And you do understand, I assume, that the God your view holds is not the God of the Bible, the God of historical orthodoxy, the God of any Christianity prior to the advent of Open Theism (roughly sometime in the 19th century). This God of yours cannot exist until you correlate rather than contrast Scripture with Scripture.

Josh said...

First point:
God predestined the redemption of his people through the crucifixion. The evil choices of free will beings crucified Christ. God knew that Satan would take the bait and influence people to kill Christ, and thus Satan was wisely used by God to accomplished His work. The distinction is important. God accomplished good, through the evil that already existed through free choices.

As far as I can tell, the difference between my view and yours, is in mine the cast and crew could have been different. In yours the cast and crew were predestined for all time to kill Christ.

Second: God can intend something evil that happens for good, by allowing it to happen. God allowed Joseph's brothers to do evil, and he intended to, and in fact did, bring good out of it. I find no problem with this interpretation.

As a side note, many biblical version use the word "meant" instead of "intend". I'm not sure how this changes the implications, but undoubtedly we would both assume it strengthens our respective cases :)

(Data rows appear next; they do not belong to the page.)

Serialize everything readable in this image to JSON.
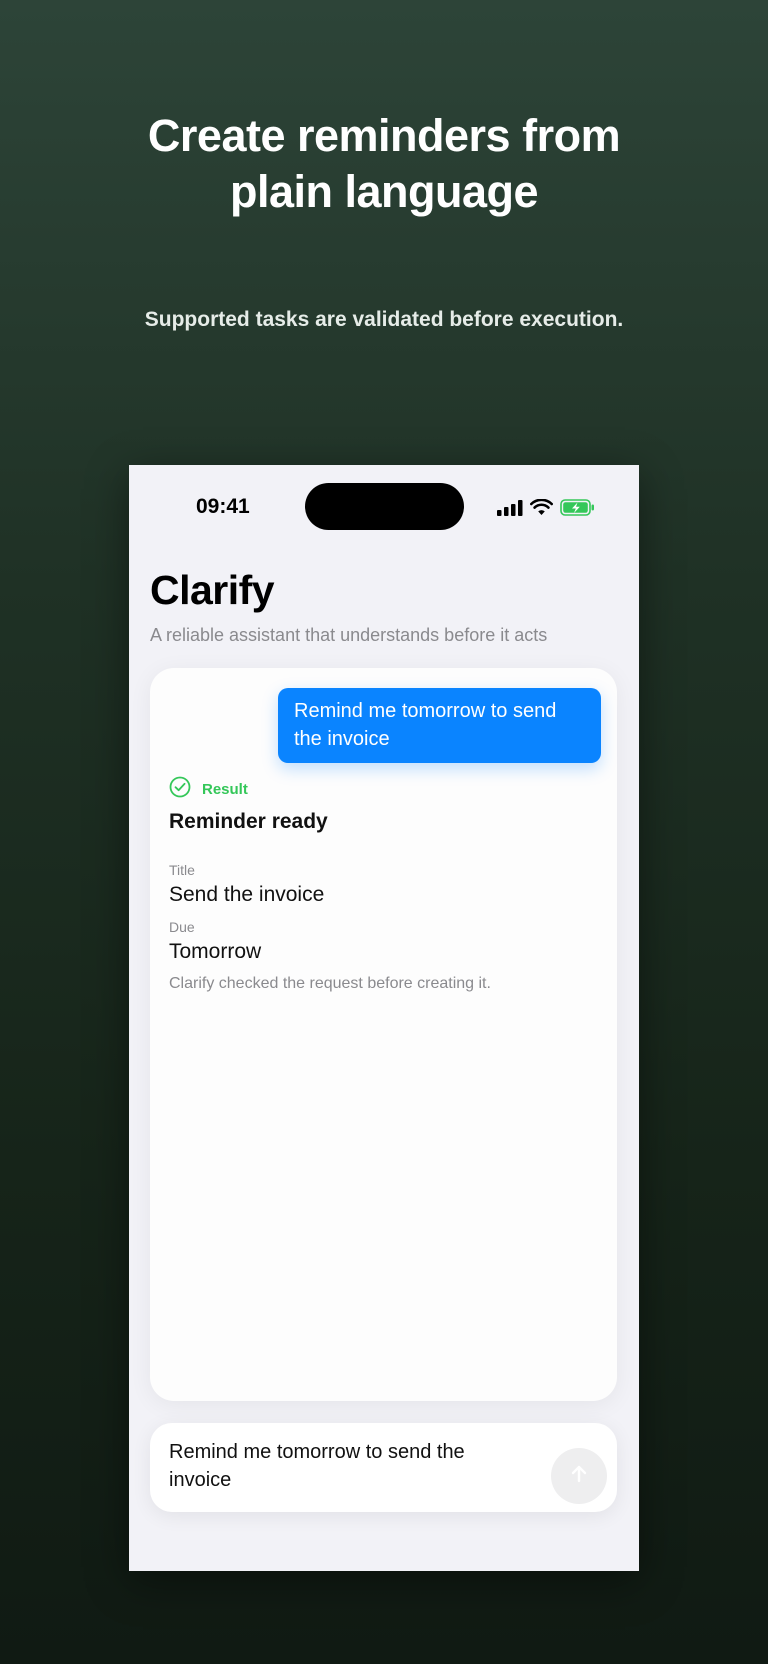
{
  "hero": {
    "title_line1": "Create reminders from",
    "title_line2": "plain language",
    "subtitle": "Supported tasks are validated before execution."
  },
  "status_bar": {
    "time": "09:41"
  },
  "app": {
    "title": "Clarify",
    "subtitle": "A reliable assistant that understands before it acts"
  },
  "chat": {
    "user_message": "Remind me tomorrow to send the invoice",
    "result": {
      "label": "Result",
      "heading": "Reminder ready",
      "fields": [
        {
          "label": "Title",
          "value": "Send the invoice"
        },
        {
          "label": "Due",
          "value": "Tomorrow"
        }
      ],
      "footnote": "Clarify checked the request before creating it."
    }
  },
  "composer": {
    "text": "Remind me tomorrow to send the invoice"
  },
  "colors": {
    "accent_blue": "#0a84ff",
    "success_green": "#34c759",
    "background_dark_green": "#1f3125"
  },
  "icons": {
    "result": "checkmark-circle-icon",
    "send": "arrow-up-icon",
    "signal": "cellular-signal-icon",
    "wifi": "wifi-icon",
    "battery": "battery-charging-icon"
  }
}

Punishment for sin may appear evil, but is in fact justice. This is the point of Isa 45:7. It does not show that God ordains evil, it shows that God is just and punishes the sins against him. Also, the term used in most versions is calamity and not evil.

I think I completely agree with your point about how God uses evil for good.

Maybe we are talking past each other on this issue. Would you say the Bible says that everything is ordained or predetermined by God?

If yes, how can anything that happens be evil? If no, then I think we are talking past each other.

Stan said...

In your view, then, God predestined the crucifixion, but didn't know until it happened who would do it? "Whew!" He said, "Am I glad someone came through on that plan of Mine because if they didn't I couldn't have pulled it off!" You're right. I subscribe to Omniscience and with that view He knew in advance what their choices would be.

On Joseph, apparently your Bible reads different than mine. That would certainly explain a lot. Mine says, "you meant evil against me, but God meant it for good", where the choice of the brothers was definitely evil by intent ("meant evil") and God "meant it" (where "it" refers to the evil they intended) for good. So your version of the Bible removes God's intent for the act while mine indicates it is the act that God intended in order to produce good.

You're still not dealing with the Isaiah 45 passage. Does God ever cause "calamity"? You say no. The text says yes.

And, yes, quite clearly we're talking past each other because you would ask the question, "Would you say the Bible says that everything is ordained or predetermined by God?" when I've repeatedly quoted the baseline text that God "works all things after the counsel of His will." Until you can find something outside of "all things", I have to say, as I've always said, that everything is ordained by God ... because the Bible says so.

And although I've explained to you how something can be truly evil but can be used by God to produce good and, therefore, "ordained" by God (which I also explained to you at length), you still won't get it. How, if God ordains it, can anything be truly evil? Because of Man's free will. What's the question?

Look, I have my Bible and I have the texts I have to live with and I have the historically orthodox position of the Church on both Sovereignty and Omniscience (which, by the way, work hand in hand). You have ... not. I've tried to explain it to you in posts and conversations and you cannot or will not get it. Perhaps we ought to just call it quits. You are delighted to jettison one of the few things the Bible seems abundantly clear on and the Church has always agreed on for a new version and I'm not. Lacking common ground with which to discuss, then, perhaps we ought to shake hands and go home.